With one of the highest population densities in the world, there’s not much space for sports in Gaza. In the village of Al-Mosadar in central Gaza, the only sports club was forced to close after it sustained severe damage during the 2014 war. Since then, youth and young children played soccer and other games in the streets.Moaz Abu Saleem, director of the club was concerned about finding safe play areas, particularly for younger children. “Sports and games serve as the only refuge for youth and youngsters in this village,” he says.Through PCID, the abandoned, litter-strewn sports club has been transformed into a proper club with a play field related facilities. Since the club reopened in early March 2016, youngsters of all ages come after school to play soccer or to learn table tennis or pool/billiards. Team coaches also are using sports to help teach life skills, time value, punctuality and sports’ ethics. Club management is also expanding operating hours to make the space available for everyone and to allocate days and times convenient for female players.“I love this new sports club. It helps us to let go of our stress and anger. For a little time, we are able to play together, learn from each other and just have fun,” says Ahmed, an 18-year-old soccer player and fan of Barcelona FC’s famous Lio Messi. “It’s also a great way to connect socially with people and make new friends.”

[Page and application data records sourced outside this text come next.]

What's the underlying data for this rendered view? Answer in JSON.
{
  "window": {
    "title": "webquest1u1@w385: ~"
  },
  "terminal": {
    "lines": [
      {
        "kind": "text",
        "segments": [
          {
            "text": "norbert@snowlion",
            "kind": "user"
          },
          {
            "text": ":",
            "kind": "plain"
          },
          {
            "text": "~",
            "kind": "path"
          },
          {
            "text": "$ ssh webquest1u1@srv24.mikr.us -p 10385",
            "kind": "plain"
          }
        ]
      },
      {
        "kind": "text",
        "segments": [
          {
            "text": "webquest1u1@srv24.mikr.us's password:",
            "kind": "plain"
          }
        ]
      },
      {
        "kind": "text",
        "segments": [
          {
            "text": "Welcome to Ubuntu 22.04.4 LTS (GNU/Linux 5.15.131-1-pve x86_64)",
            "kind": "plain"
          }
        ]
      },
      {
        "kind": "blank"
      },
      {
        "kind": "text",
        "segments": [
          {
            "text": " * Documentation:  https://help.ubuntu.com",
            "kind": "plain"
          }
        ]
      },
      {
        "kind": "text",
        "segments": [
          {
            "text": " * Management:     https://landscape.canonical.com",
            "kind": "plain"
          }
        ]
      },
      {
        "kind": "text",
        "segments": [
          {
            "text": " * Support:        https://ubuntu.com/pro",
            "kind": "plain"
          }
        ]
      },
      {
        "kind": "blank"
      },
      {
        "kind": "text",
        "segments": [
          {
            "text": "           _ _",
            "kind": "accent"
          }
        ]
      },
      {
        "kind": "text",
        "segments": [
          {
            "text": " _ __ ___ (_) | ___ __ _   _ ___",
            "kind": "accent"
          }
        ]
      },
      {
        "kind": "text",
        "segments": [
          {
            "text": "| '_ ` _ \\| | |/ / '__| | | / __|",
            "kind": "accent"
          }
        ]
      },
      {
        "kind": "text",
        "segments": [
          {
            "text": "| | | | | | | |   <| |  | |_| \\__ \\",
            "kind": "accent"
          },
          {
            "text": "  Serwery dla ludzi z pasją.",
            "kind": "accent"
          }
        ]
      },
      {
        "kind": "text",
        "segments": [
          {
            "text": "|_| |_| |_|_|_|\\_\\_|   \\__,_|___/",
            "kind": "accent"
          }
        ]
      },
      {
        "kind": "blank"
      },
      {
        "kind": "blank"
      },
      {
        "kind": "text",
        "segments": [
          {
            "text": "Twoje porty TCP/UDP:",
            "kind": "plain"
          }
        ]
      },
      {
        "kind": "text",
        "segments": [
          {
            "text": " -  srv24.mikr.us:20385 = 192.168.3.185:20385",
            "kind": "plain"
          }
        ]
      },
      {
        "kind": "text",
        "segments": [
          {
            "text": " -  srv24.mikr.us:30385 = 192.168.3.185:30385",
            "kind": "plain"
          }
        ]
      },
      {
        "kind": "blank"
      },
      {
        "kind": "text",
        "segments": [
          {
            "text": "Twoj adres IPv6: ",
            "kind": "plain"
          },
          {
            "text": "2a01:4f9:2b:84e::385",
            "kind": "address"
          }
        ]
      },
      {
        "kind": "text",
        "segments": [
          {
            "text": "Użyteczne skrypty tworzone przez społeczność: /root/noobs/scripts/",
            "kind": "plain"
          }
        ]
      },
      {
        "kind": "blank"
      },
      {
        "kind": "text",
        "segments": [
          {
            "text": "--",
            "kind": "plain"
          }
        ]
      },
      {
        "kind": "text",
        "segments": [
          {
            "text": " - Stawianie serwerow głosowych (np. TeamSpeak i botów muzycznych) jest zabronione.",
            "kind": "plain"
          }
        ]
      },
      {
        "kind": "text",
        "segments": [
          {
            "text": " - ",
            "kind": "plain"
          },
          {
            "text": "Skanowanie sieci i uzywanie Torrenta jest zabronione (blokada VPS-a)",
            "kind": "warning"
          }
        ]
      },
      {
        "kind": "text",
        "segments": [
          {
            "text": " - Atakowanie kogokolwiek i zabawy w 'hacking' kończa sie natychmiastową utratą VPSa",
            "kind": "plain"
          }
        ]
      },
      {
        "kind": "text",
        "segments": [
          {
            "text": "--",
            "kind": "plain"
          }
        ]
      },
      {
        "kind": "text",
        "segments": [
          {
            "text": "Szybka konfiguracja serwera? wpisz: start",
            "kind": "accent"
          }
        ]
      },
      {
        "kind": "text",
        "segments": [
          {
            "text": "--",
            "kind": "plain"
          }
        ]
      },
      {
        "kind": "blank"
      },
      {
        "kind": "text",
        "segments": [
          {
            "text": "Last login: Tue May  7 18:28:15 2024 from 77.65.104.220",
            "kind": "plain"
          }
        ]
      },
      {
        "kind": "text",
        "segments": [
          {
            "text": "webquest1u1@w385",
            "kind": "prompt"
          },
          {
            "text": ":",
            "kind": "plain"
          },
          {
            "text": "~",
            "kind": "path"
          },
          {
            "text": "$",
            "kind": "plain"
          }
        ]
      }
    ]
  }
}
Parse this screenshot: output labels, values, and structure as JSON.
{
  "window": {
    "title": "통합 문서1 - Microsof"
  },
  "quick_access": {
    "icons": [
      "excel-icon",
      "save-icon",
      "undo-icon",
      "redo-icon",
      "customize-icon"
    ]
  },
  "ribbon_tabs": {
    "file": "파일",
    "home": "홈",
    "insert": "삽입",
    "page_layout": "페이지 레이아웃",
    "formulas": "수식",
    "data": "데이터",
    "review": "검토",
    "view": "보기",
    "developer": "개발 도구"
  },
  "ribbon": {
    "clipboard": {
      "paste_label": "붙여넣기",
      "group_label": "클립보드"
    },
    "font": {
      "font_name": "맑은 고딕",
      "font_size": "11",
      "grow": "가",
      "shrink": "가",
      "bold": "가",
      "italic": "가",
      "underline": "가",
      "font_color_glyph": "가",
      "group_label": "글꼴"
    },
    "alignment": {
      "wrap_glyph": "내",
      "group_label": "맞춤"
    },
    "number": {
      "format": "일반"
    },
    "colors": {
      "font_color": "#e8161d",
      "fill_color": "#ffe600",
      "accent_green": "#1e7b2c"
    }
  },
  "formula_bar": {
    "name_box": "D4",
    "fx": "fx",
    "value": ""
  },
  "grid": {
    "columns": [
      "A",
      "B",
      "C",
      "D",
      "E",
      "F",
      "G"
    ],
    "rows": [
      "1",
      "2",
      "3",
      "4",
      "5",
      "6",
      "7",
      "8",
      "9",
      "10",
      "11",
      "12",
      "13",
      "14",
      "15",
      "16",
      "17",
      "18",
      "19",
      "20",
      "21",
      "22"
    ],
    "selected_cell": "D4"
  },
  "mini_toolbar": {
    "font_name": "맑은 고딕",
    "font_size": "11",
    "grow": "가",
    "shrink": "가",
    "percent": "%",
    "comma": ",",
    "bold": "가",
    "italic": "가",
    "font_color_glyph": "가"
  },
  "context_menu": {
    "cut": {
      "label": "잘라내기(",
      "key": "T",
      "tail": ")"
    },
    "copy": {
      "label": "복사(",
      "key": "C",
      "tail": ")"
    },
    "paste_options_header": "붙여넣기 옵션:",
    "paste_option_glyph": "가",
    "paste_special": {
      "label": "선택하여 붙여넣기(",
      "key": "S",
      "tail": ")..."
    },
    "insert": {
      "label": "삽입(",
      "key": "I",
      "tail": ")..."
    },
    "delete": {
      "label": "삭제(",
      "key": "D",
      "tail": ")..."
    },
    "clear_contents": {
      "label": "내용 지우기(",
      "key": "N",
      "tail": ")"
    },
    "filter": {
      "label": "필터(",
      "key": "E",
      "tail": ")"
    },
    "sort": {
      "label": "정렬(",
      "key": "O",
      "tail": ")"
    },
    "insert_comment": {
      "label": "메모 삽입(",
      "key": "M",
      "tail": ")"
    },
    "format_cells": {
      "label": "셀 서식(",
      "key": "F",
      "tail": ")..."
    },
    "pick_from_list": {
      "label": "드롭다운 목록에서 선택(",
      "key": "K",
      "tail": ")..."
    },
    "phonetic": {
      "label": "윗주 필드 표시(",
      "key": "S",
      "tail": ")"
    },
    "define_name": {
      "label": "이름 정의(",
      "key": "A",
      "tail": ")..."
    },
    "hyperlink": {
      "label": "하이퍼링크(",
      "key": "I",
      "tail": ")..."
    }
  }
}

Following the completion of each project, Anera conducted an awareness campaign that included workshops and distribution of educational materials that carried messages of ownership, maintenance, conservation and inclusivity – for children and adults alike. The main purpose of the campaigns was to instill a sense of community ownership in a project and thereby ensure its sustainability and continued effectiveness. More than 5,700 people attended our public workshops, community meetings, and opening day events.

We are immensely proud of the legacy left by the PCID program, which will improve the lives of hundreds of thousands of people across Palestine, often in the most rural and marginalized communities, for many years to come.